Vehorn, who grew up all over the world as a military kid, was living in Delaware when he met the Keys at a show. The duo invited him to Akron, where singer-guitarist Dan Auerbach gave him a tour, showing him old industrial buildings and big lawns. Akron looked like his kind of place. Once he moved there, he couldn't believe his eyes when he saw the "Studio for Rent" sign on the former Neon Cactus complex, a big white-brick block in North Hill.

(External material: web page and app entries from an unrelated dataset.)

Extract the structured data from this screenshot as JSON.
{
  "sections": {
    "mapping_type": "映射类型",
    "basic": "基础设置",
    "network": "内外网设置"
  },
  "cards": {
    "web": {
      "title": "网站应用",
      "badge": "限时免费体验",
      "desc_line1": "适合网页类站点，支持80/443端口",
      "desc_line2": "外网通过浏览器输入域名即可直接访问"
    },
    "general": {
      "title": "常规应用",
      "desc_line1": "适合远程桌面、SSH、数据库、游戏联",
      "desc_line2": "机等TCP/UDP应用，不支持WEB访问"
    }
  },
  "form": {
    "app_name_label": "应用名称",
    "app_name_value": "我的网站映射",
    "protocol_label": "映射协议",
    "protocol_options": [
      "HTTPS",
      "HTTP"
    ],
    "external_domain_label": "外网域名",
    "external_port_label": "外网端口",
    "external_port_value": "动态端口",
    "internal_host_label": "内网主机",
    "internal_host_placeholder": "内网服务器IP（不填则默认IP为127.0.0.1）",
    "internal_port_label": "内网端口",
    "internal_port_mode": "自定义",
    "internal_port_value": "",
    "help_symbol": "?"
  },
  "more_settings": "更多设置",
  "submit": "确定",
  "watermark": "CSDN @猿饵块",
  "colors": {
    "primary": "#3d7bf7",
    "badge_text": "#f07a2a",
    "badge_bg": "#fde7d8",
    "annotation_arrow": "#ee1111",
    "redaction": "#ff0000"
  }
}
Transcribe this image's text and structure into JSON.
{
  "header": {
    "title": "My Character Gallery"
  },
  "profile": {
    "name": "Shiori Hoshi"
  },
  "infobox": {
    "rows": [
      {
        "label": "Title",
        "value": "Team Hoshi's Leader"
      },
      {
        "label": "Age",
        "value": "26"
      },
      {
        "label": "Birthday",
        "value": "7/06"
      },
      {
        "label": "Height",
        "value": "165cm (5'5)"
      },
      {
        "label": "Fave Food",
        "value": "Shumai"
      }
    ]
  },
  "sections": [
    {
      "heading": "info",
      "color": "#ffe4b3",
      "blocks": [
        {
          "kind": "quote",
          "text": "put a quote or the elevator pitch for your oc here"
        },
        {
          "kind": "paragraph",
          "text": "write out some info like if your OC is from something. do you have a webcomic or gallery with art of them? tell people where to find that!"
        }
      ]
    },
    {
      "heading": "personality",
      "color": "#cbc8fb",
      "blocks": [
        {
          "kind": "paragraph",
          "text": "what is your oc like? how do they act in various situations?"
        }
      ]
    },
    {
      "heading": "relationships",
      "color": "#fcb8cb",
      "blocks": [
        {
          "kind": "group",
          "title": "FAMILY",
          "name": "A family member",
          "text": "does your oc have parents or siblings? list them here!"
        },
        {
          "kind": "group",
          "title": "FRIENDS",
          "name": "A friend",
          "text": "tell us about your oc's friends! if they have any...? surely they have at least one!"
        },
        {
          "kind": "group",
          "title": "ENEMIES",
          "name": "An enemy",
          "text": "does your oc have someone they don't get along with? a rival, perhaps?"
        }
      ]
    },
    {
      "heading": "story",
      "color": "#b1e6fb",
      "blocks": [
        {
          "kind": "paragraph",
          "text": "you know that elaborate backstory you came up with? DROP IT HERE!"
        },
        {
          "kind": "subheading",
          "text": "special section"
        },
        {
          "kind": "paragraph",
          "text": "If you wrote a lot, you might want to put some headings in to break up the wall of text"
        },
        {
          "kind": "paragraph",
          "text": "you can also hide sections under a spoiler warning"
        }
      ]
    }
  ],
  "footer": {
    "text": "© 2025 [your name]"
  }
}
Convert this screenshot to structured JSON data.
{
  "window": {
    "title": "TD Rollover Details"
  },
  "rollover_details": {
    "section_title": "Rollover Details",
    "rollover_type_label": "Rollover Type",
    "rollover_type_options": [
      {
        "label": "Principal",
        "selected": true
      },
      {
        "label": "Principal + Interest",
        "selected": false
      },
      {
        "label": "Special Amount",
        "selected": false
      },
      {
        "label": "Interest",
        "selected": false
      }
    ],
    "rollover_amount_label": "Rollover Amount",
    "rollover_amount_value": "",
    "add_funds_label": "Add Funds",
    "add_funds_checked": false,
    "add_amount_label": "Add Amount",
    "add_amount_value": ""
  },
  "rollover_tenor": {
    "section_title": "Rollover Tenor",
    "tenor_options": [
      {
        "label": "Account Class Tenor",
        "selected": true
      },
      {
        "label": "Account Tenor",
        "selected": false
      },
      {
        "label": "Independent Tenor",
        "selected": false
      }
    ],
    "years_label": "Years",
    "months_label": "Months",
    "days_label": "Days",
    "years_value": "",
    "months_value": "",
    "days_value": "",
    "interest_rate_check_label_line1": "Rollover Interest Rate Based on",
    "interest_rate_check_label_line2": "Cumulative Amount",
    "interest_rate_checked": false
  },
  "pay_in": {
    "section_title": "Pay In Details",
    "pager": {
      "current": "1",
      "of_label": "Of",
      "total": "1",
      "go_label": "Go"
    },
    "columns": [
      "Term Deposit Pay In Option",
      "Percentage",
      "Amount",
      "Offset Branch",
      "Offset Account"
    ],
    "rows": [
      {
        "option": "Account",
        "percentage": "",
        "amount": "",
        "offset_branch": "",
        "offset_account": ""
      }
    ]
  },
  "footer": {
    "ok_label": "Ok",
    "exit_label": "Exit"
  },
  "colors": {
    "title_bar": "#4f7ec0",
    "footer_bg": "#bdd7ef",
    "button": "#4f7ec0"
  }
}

"It seems like an undervalued city," says the soft-spoken and focused Vehorn. With pointy tattoos on his forearms, long brown hair and plastic glasses, he looks like a smaller version of American Chopper's Mikey - but more likable and 10 times as smart. "The inherent value of the architecture, all these cool old houses that sell for nothing ... It's nice to not have all the traffic problems and people and pent-up urban angst. People seem more relaxed here. And it's beautiful - the parks and the weather."
While I don't have the trend-spotting cred of Richard Florida, I think something significant is going on in the Rust Belt. Place rankings look at yesterday's landscape, but say little about where people are now heading. I can see a day in the not too distant future when too much in-migration ruins Rust Belt Chic.